Vadalabene has witnessed the growth of the General Assembly into a professional legislature. He says the improvements have included the addition of full-time staffs, individual secretaries and office space. When he began as a representative, members did all their work at their desks in the House chamber. He also says the governor's amendatory veto has been helpful since several bills are saved by amendments and not totally vetoed. He is also pleased that proxy voting was eliminated in committee hearings. Legislators must now attend hearings and record their votes in person. "I like to see them eye-to-eye when they vote yes or no," he says.
His slogan for nearly 20 years has been "Senator Sam stands for service." He was first elected to the House in 1966, and in 1970 he was elected to the Senate with 56 percent of the vote. Although he says moving from the House to the Senate was his only ambition, he tried and failed in 1972 to get party slating for lieutenant governor. About 10 years ago he briefly considered running for Congress, but says he would have had to move to another congressional district: "How could I say I wanted to run for Congress with Mel Price as my congressman?" He decided to wait until Price retired before contemplating a run. But Price is just retiring this year, and Vadalabene says he is to old to enter Congress now.
Vadalabene runs his district business out of his Edwardsville home. When people in his district need to talk with him they either stop by his house or he makes a "house call." His house is also the center of his avocation: gardening. He is proud of his vegetables and his 21 fruit trees that he hopes will bear fruit for the first time this summer. He does most of his work out of his Capitol office, occasionally stepping outside to hand-feed a squirrel he has named Sam.

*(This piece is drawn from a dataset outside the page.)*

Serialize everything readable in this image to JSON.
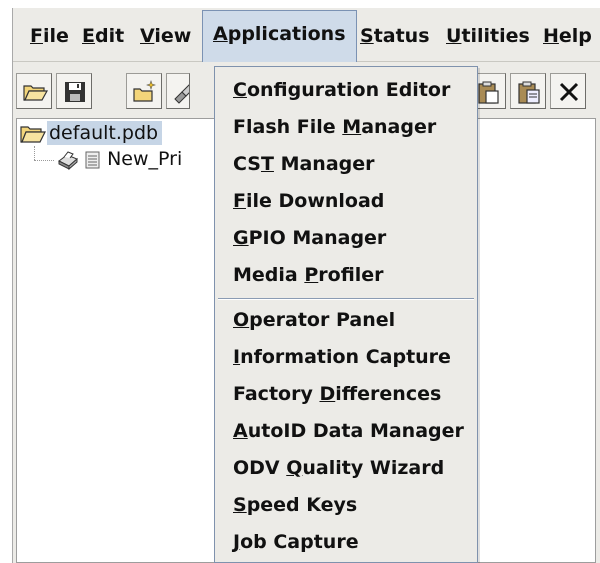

His present Senate term expires in 1990, but he has not yet decided if he will seek a seventh term. For now he says he is happy being a full-time legislator. "It's a great honor to be a state senator," he says.□
May 1988 | Illinois Issues | 32